● **PROBLEM REQUIREMENTS**: What you return must be every line below that includes the word "duration".

● **PROVIDED RECORDS**:
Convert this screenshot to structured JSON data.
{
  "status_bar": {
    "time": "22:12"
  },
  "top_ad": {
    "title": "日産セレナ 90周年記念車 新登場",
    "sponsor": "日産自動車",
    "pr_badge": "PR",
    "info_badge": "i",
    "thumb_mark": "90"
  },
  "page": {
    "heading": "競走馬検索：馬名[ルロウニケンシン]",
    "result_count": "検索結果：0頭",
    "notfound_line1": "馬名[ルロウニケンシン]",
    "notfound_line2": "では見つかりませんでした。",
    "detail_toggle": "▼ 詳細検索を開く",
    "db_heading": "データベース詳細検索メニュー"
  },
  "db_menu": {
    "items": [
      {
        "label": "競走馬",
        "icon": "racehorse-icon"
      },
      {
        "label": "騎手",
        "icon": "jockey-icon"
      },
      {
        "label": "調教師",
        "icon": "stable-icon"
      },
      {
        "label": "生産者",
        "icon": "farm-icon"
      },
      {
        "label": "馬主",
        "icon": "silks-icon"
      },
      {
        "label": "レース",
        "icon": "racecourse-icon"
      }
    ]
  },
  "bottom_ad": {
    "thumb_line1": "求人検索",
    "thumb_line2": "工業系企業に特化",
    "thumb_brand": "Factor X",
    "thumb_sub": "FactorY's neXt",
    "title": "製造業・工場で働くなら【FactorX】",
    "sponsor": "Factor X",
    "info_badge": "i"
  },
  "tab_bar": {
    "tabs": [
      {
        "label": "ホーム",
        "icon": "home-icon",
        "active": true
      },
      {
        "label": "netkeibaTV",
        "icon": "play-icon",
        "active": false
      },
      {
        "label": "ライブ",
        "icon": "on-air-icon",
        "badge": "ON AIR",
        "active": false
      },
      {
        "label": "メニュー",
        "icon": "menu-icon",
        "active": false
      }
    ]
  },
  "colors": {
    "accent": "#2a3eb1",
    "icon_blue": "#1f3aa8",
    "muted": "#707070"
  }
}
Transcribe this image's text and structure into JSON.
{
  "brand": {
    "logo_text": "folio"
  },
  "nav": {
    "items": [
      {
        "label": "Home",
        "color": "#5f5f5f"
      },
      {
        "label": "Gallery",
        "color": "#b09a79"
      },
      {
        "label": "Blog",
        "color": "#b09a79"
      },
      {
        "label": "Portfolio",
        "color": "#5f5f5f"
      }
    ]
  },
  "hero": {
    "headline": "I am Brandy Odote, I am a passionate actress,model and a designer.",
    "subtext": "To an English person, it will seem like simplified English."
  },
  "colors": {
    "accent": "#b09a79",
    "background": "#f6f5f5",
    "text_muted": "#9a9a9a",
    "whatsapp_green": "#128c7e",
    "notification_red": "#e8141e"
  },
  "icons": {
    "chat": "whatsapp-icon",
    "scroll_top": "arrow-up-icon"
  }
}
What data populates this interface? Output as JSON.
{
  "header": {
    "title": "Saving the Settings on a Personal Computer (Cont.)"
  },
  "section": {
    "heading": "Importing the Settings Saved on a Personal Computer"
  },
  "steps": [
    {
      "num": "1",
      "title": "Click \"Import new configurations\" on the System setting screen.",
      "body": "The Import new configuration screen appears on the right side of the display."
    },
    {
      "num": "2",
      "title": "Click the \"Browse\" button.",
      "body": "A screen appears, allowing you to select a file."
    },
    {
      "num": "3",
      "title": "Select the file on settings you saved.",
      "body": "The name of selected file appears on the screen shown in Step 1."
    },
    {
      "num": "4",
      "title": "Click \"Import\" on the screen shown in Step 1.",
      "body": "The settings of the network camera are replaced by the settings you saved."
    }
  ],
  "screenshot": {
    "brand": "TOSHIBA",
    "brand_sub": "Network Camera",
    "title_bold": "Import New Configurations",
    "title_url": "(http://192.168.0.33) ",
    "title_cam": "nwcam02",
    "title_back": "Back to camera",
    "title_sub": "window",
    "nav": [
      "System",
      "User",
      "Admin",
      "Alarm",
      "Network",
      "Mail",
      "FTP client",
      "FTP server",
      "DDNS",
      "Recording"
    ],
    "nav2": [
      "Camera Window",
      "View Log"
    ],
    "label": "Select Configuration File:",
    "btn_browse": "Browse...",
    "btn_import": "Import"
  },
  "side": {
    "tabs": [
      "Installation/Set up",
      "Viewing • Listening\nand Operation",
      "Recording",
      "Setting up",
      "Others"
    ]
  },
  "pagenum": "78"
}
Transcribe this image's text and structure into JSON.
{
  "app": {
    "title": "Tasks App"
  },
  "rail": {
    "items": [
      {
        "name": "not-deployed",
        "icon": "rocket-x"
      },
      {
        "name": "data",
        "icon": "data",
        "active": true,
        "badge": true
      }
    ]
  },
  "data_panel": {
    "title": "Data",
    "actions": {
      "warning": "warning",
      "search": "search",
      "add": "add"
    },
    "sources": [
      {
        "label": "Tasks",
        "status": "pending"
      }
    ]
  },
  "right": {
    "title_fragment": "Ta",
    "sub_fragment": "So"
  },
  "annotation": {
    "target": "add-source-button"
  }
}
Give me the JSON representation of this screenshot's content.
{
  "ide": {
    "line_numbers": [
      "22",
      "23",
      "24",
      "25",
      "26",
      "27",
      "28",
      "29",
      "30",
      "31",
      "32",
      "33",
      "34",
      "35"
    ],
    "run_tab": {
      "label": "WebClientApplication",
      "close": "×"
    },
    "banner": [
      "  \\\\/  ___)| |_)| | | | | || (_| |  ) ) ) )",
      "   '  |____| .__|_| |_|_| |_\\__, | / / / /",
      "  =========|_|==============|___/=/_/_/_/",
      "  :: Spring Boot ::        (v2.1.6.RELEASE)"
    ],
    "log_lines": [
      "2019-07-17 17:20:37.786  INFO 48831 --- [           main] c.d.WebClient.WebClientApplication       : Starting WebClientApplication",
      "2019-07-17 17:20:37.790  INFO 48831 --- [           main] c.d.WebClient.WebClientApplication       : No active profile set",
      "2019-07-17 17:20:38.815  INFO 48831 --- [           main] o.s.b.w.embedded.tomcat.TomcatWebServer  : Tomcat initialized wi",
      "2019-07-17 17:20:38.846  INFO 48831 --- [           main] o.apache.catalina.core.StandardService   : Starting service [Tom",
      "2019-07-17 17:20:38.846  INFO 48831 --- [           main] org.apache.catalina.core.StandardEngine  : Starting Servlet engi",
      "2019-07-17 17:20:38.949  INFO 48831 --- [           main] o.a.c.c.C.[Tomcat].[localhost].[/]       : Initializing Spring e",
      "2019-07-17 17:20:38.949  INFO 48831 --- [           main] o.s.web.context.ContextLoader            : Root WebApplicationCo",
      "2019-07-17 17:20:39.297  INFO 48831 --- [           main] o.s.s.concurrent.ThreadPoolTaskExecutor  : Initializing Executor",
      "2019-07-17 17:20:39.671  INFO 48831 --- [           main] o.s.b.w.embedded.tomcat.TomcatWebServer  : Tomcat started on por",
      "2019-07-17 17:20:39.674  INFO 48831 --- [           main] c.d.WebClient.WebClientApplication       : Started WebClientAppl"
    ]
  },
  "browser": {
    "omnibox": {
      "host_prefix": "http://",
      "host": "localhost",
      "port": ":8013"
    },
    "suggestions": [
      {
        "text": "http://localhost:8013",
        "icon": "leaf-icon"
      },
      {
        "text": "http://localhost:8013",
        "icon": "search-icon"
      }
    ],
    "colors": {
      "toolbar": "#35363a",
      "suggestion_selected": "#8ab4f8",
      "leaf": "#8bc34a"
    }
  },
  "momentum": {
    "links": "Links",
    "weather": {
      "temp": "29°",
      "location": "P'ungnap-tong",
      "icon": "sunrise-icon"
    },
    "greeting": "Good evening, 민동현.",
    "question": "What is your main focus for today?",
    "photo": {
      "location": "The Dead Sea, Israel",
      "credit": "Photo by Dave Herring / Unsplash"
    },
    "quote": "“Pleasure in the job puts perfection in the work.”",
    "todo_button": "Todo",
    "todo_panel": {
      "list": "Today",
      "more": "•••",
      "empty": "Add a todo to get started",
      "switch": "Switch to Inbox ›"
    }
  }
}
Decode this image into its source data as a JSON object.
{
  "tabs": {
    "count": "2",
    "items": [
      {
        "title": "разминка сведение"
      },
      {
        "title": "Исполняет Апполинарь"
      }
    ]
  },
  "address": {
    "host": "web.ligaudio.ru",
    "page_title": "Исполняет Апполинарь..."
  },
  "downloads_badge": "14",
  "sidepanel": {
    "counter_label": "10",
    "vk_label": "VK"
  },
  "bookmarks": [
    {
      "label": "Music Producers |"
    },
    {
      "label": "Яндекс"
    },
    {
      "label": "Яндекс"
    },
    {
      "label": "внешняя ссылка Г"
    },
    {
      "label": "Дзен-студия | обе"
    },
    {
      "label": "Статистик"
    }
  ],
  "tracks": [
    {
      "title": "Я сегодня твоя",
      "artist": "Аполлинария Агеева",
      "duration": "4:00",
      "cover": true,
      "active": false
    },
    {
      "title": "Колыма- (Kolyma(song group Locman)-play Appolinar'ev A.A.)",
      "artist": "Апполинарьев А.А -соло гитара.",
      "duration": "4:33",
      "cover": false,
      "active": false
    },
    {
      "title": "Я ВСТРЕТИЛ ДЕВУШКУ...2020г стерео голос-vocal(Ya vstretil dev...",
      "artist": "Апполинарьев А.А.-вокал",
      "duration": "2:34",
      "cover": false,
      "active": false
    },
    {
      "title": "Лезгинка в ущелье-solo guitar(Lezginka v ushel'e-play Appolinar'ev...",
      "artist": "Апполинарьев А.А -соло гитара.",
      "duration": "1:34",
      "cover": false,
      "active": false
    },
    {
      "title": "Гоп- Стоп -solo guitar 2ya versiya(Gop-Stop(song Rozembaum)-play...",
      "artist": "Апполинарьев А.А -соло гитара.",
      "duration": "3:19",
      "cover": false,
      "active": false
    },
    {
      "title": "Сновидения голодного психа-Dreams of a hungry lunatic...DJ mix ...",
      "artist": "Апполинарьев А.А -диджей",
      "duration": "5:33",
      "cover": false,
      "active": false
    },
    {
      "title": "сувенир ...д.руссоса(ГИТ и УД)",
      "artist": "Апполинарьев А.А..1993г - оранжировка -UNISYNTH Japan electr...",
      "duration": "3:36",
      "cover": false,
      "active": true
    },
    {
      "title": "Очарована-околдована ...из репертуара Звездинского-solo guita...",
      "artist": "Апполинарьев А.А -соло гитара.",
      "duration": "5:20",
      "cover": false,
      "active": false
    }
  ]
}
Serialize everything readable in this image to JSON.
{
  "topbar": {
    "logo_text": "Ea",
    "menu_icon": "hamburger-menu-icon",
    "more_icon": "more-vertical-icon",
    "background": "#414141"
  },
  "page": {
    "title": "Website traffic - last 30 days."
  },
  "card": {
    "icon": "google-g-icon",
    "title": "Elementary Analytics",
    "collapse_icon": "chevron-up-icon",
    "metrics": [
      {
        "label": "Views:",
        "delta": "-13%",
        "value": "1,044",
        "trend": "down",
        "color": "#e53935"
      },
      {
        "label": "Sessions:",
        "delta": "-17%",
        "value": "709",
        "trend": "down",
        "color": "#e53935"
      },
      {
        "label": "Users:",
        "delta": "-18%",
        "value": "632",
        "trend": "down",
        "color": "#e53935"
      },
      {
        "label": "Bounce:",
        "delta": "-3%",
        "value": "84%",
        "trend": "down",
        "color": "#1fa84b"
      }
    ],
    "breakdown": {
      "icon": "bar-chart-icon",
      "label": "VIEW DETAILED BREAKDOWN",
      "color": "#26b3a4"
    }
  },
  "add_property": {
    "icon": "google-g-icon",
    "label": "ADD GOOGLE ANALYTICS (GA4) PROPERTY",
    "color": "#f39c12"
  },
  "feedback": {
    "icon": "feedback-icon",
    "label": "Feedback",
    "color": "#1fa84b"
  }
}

● **YOUR RESPONSE**:
      "duration": "4:00",
      "duration": "4:33",
      "duration": "2:34",
      "duration": "1:34",
      "duration": "3:19",
      "duration": "5:33",
      "duration": "3:36",
      "duration": "5:20",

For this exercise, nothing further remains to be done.